How to complete this task:
A faithful copy of each entry below is expected, with the images removed.

─── Data records ───

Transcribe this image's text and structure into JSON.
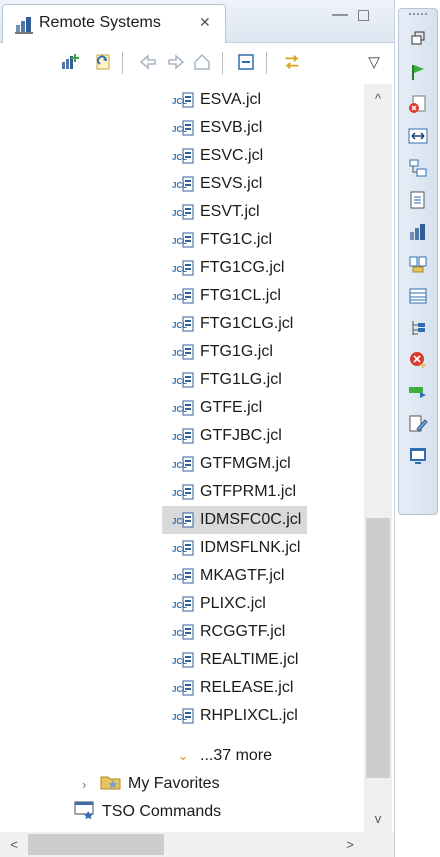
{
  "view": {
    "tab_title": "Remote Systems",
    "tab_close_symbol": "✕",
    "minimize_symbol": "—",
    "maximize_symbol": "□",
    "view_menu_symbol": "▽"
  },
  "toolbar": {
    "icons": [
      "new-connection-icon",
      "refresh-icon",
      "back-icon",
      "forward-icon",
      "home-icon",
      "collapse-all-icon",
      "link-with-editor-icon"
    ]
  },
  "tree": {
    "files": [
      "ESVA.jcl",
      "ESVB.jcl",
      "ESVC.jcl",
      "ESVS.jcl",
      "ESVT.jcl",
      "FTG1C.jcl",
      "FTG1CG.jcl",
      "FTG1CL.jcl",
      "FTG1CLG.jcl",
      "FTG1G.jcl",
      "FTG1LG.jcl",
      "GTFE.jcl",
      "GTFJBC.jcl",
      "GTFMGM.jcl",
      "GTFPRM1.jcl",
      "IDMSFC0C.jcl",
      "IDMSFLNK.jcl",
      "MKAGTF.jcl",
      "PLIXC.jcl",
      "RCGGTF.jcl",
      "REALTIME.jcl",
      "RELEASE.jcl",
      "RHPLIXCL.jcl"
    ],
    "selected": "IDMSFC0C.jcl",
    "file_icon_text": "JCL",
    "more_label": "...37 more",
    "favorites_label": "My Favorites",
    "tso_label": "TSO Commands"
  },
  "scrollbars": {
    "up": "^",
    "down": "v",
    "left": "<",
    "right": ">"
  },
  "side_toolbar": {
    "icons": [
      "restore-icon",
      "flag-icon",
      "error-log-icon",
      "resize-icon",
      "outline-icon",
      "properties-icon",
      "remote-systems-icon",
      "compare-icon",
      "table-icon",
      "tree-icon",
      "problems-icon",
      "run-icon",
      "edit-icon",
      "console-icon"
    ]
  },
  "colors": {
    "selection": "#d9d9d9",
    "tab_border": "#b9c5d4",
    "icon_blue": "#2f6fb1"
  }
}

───

Response to this task:
Transcribe this image's text and structure into JSON.
{
  "view": {
    "tab_title": "Remote Systems",
    "tab_close_symbol": "✕",
    "minimize_symbol": "—",
    "maximize_symbol": "□",
    "view_menu_symbol": "▽"
  },
  "toolbar": {
    "icons": [
      "new-connection-icon",
      "refresh-icon",
      "back-icon",
      "forward-icon",
      "home-icon",
      "collapse-all-icon",
      "link-with-editor-icon"
    ]
  },
  "tree": {
    "files": [
      "ESVA.jcl",
      "ESVB.jcl",
      "ESVC.jcl",
      "ESVS.jcl",
      "ESVT.jcl",
      "FTG1C.jcl",
      "FTG1CG.jcl",
      "FTG1CL.jcl",
      "FTG1CLG.jcl",
      "FTG1G.jcl",
      "FTG1LG.jcl",
      "GTFE.jcl",
      "GTFJBC.jcl",
      "GTFMGM.jcl",
      "GTFPRM1.jcl",
      "IDMSFC0C.jcl",
      "IDMSFLNK.jcl",
      "MKAGTF.jcl",
      "PLIXC.jcl",
      "RCGGTF.jcl",
      "REALTIME.jcl",
      "RELEASE.jcl",
      "RHPLIXCL.jcl"
    ],
    "selected": "IDMSFC0C.jcl",
    "file_icon_text": "JCL",
    "more_label": "...37 more",
    "favorites_label": "My Favorites",
    "tso_label": "TSO Commands"
  },
  "scrollbars": {
    "up": "^",
    "down": "v",
    "left": "<",
    "right": ">"
  },
  "side_toolbar": {
    "icons": [
      "restore-icon",
      "flag-icon",
      "error-log-icon",
      "resize-icon",
      "outline-icon",
      "properties-icon",
      "remote-systems-icon",
      "compare-icon",
      "table-icon",
      "tree-icon",
      "problems-icon",
      "run-icon",
      "edit-icon",
      "console-icon"
    ]
  },
  "colors": {
    "selection": "#d9d9d9",
    "tab_border": "#b9c5d4",
    "icon_blue": "#2f6fb1"
  }
}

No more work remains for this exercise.